▶ _Directions_
In the data, extract each line that holds the string "code".

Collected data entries
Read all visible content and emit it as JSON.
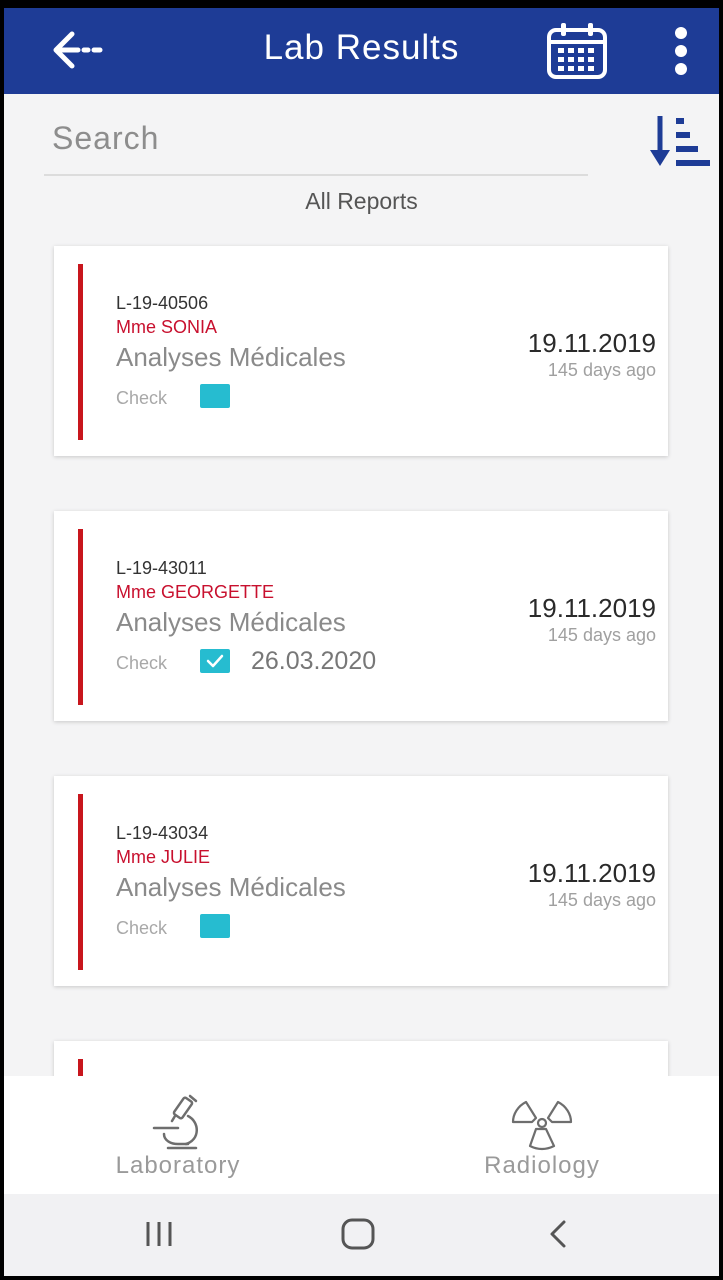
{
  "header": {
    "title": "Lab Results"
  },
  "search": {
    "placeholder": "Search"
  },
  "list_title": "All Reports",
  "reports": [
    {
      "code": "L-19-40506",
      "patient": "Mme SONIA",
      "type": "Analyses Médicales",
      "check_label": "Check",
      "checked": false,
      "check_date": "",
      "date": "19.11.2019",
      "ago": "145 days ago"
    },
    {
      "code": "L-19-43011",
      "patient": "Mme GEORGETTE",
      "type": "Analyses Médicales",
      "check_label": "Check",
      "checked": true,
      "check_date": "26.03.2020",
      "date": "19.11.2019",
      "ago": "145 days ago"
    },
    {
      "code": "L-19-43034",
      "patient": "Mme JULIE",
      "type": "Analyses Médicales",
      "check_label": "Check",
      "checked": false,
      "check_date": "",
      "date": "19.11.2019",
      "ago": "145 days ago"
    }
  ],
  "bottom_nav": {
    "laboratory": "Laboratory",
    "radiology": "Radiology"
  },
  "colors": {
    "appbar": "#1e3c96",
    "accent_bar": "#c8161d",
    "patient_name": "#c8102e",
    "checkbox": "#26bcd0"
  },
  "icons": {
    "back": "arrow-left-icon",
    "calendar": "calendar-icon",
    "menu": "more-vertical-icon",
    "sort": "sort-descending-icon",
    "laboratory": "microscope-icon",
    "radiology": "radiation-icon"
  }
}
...
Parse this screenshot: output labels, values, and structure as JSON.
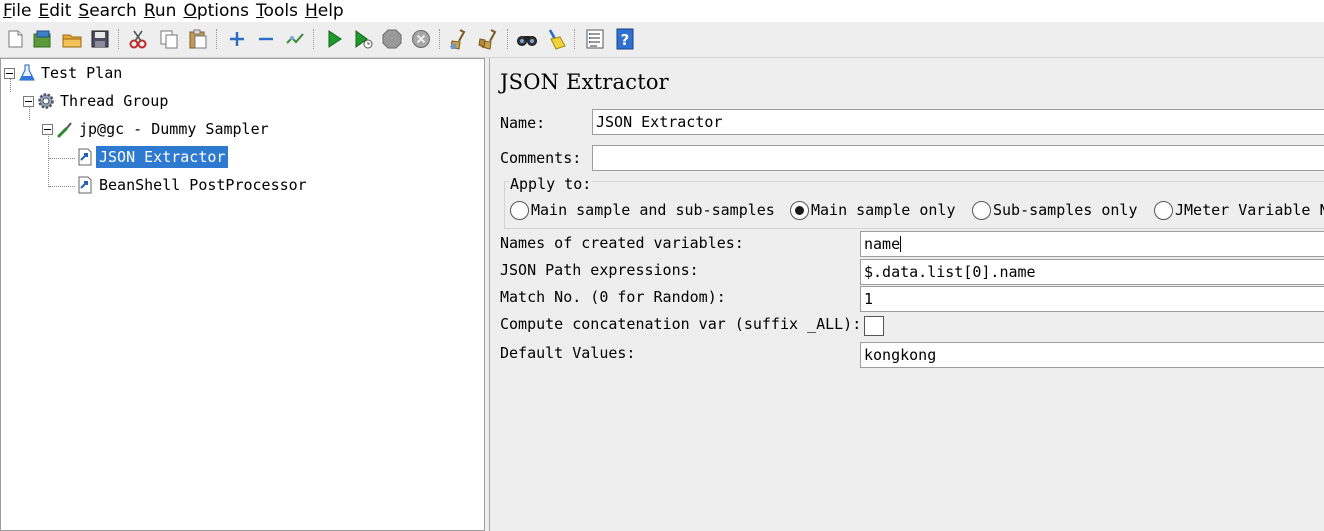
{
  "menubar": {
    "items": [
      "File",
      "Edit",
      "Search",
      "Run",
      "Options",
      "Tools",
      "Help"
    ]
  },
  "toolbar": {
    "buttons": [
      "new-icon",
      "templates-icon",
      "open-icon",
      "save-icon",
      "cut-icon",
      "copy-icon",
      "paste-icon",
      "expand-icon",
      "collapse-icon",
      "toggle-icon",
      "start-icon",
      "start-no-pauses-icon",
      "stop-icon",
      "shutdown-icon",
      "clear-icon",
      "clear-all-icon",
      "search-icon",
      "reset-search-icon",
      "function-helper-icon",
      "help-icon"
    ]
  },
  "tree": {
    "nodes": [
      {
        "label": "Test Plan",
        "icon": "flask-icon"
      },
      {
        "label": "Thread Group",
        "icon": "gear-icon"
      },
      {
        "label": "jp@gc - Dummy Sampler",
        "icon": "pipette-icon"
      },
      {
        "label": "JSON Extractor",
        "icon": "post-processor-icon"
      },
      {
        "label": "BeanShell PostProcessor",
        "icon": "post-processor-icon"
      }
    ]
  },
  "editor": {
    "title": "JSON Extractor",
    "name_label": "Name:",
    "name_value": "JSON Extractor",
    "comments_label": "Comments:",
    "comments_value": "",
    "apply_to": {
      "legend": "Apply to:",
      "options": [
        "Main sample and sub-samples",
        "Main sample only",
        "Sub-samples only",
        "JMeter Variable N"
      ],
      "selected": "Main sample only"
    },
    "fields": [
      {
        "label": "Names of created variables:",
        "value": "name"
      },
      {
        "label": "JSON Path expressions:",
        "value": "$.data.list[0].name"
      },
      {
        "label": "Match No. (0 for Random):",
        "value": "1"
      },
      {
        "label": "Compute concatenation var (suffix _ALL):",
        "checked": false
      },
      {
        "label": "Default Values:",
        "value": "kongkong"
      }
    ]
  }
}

▶ _Reply to the exercise_
      "code": "L-19-40506",
      "code": "L-19-43011",
      "code": "L-19-43034",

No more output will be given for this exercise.